VP: You’ve been busy recording your debut album this year, how’s it been going, when’s the release date and what’s the title?

TG: The album is called “Divided”, the title is meant to reflect the different types of music I make and the fact that most of my songs are about unrequited love or conflict of some kind. It will be out on 17th August. I absolutely loved recording the album. It was my idea of heaven, being shut away in a room, forgetting the outside world and just playing music all day and all night. It doesn’t get much better that that!

VP:  Who would you say are your major musical influences?

TG: I have so many! The main ones for this album were Fleetwood Mac, The Stranglers, Wings, Billy Joel, Purcell and Nick Drake!

VP: You’ve toured with a lot of great bands what have been your highlights thus far?

TG: My favourite on-stage moment has to be Portsmouth Guildhall supporting Maximo Park. My guitar broke and we didn’t have a roadie so I had to tell a very long joke, about penguins, to around 2000 people whilst my guitar was fixed by Maximo Park’s very kind sound engineer. I didn’t get round to telling the punch line and I still get e-mails from people, two years later, asking me to finish the joke!

VP:  You’re playing Glastonbury this year, have you been before?

TG: I’ve never been and I have absolutely no idea what to expect! It’s very exciting and very scary! It’s being run like a military operation. There are drop off and pick up points, collection areas, contact points. It’s all very bizarre but I can’t wait. We have a cellist and violinist joining us which will make the whole thing extra special!

VP:  What’s the Ipso Facto connection to Theoretical Girl?

TG: Sam (Valentine) was the first friend I made when I moved to London. She came to see me play in New Cross and we got chatting. She was in my backing band and then I asked Rosie (Cunningham) to join, which was how they met. They are extremely talented musicians and I expect them to go far!

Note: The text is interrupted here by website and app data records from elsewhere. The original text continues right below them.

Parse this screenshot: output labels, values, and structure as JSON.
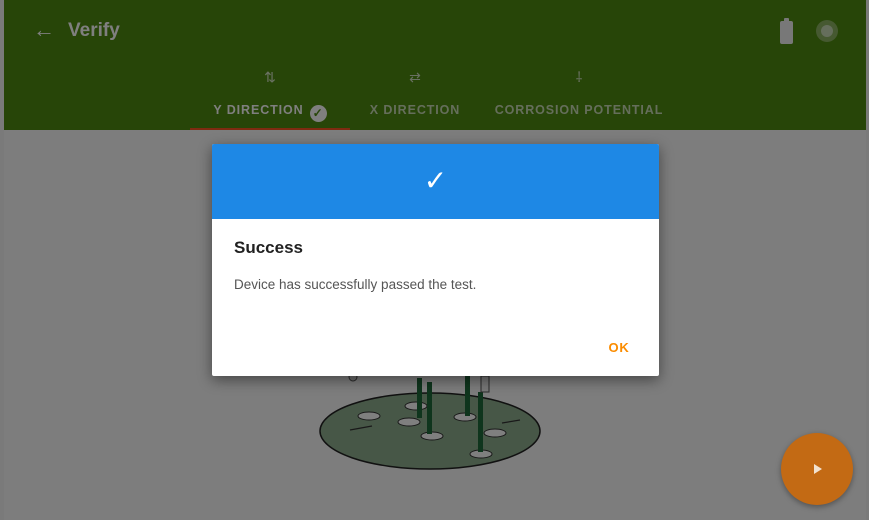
{
  "app": {
    "title": "Verify"
  },
  "header": {
    "back_icon": "arrow-left-icon",
    "battery_icon": "battery-icon",
    "record_icon": "record-icon"
  },
  "tabs": [
    {
      "label": "Y DIRECTION",
      "icon": "vertical-arrows-icon",
      "glyph": "⇅",
      "active": true,
      "completed": true
    },
    {
      "label": "X DIRECTION",
      "icon": "horizontal-arrows-icon",
      "glyph": "⇄",
      "active": false,
      "completed": false
    },
    {
      "label": "CORROSION POTENTIAL",
      "icon": "probe-icon",
      "glyph": "⸸",
      "active": false,
      "completed": false
    }
  ],
  "dialog": {
    "icon": "check-icon",
    "title": "Success",
    "message": "Device has successfully passed the test.",
    "ok_label": "OK"
  },
  "fab": {
    "icon": "play-icon"
  },
  "colors": {
    "appbar": "#4f8a10",
    "tab_indicator": "#ff5722",
    "dialog_header": "#1e88e5",
    "ok_button": "#fb8c00",
    "fab": "#c36a14"
  }
}
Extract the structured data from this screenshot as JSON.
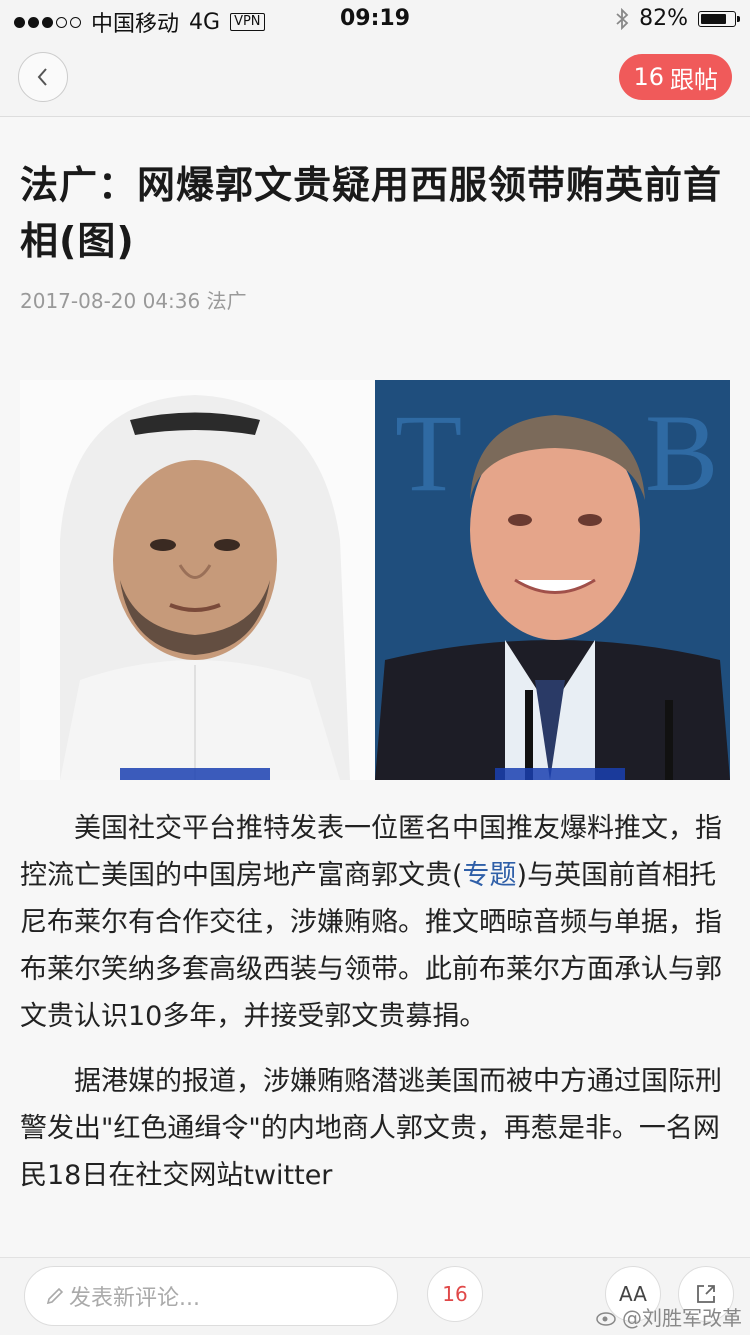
{
  "status_bar": {
    "carrier": "中国移动",
    "network": "4G",
    "vpn": "VPN",
    "time": "09:19",
    "battery_percent": "82%",
    "battery_level": 0.82
  },
  "nav": {
    "follow_count": "16",
    "follow_label": "跟帖"
  },
  "article": {
    "title": "法广：网爆郭文贵疑用西服领带贿英前首相(图)",
    "date": "2017-08-20 04:36",
    "source": "法广",
    "paragraph1_before": "美国社交平台推特发表一位匿名中国推友爆料推文，指控流亡美国的中国房地产富商郭文贵(",
    "paragraph1_link": "专题",
    "paragraph1_after": ")与英国前首相托尼布莱尔有合作交往，涉嫌贿赂。推文晒晾音频与单据，指布莱尔笑纳多套高级西装与领带。此前布莱尔方面承认与郭文贵认识10多年，并接受郭文贵募捐。",
    "paragraph2": "据港媒的报道，涉嫌贿赂潜逃美国而被中方通过国际刑警发出\"红色通缉令\"的内地商人郭文贵，再惹是非。一名网民18日在社交网站twitter"
  },
  "bottom_bar": {
    "comment_placeholder": "发表新评论...",
    "comment_count": "16",
    "font_label": "AA",
    "watermark": "@刘胜军改革"
  },
  "colors": {
    "accent_red": "#f05a5a",
    "link_blue": "#2f5fa8"
  }
}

VP:  What’s the weirdest thing that’s happened to you since you became involved in the world of music?

TG: Someone approached me in Waterstones and said ‘you’re a lot smaller in real life’. Then they walked away without saying another word.

VP: Time for the “Smash Hits” bit now. What are your favourite album, favourite film and favourite book?

TG: Easy! “Bryter Layter” by Nick Drake, the most beautiful and melancholy album ever made. “Historias Minimas”, an amazing road movie. “Les Miserables”, the greatest love story ever told shame about the war scenes though.

VP: If you had to choose a tagline or motto for Theoretical girl, what would it be?

TG: Half an inch taller than Kylie.




“Red Mist” Live By Theoretical Girl


“The Boy I Left Behind” Live By Theoretical Girl


Bookmark and Share

Add to Technorati Favorites

0 thoughts on “In Practice Not Theory –Theoretical Girl Interview”

  1. Well Mr Pip, IIf Theoretical Girl likes Elastica she may mot approve of your description of Blur,but it is very funny. Great piece and I really am looking forward to hearing more fromthis artist.Thank you.

  2. First up, great article, love the graphics too. Second its lovely to see some Theoretical Girl love getting spread around, shes truly great and deserves the praise here.. check her out folks

    and finally you are spot on about Blur.

  3. First off – brilliant first part of this feature. “Immense, yet strangely fragile egos” – that list is huge. However, it was by “artless cack-handed cut and paste” that I knew I was in for an entertaining ride.

    That covered – I’m intrigured by this “Theoretical Girl”. Its most unique that both of the videos you feature here are live. Not slick studio productions. I like what I’ve seen and read here.


Leave a Reply